- Exercise goal -
Only the number is needed: how many lines of the records include "title"?

Data to examine section start

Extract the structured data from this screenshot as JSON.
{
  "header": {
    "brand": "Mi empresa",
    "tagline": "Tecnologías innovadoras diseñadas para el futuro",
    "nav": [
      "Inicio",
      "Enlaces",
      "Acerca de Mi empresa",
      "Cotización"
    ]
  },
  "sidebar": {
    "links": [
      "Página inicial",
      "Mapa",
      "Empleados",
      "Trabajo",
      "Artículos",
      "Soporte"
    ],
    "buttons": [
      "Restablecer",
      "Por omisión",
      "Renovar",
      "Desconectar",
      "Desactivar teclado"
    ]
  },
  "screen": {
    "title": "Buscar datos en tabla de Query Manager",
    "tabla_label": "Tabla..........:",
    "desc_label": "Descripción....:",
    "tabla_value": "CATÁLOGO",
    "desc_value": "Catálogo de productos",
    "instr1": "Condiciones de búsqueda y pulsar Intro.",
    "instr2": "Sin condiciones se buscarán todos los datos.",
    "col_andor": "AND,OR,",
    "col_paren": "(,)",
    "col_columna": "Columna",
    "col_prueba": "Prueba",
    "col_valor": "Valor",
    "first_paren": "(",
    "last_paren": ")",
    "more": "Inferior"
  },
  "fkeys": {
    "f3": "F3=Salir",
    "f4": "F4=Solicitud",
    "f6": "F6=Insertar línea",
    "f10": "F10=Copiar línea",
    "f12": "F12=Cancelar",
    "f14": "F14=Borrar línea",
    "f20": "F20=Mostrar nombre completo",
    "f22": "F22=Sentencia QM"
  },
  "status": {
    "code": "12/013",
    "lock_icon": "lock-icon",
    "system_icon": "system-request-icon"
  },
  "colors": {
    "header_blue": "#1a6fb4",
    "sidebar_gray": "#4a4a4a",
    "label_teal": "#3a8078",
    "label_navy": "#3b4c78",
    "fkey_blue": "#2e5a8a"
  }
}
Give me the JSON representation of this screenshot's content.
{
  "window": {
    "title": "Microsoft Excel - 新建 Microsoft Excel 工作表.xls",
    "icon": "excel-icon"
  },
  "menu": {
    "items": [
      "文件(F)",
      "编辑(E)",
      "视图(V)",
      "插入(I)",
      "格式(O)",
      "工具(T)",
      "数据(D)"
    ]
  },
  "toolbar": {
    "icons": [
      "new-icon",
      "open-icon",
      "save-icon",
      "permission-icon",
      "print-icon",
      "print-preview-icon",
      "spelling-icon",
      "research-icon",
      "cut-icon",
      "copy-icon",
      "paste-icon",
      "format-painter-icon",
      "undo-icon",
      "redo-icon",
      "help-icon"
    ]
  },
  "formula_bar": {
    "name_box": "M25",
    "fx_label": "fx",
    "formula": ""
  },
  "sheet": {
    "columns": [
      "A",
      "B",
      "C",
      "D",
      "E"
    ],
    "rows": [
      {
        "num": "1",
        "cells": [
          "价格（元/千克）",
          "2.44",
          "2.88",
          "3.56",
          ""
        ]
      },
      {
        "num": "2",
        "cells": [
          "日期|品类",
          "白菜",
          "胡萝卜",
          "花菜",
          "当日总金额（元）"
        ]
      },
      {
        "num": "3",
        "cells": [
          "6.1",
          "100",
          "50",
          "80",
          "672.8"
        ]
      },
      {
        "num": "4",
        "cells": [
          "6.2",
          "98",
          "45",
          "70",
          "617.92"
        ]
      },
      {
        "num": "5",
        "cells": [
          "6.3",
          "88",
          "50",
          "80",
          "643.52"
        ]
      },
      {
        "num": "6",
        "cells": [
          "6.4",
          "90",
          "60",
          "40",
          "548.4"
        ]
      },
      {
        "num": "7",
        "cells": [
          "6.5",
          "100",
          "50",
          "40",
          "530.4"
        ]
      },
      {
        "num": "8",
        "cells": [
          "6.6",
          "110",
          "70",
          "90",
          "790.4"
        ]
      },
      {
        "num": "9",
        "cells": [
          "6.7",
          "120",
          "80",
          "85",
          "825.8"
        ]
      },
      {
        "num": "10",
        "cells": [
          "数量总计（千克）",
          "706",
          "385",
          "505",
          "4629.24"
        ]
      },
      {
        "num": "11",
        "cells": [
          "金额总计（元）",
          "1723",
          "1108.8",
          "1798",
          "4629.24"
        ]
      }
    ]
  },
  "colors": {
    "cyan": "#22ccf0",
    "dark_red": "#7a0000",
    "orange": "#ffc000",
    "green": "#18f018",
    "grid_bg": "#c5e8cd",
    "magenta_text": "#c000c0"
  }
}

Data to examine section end

- Response -
2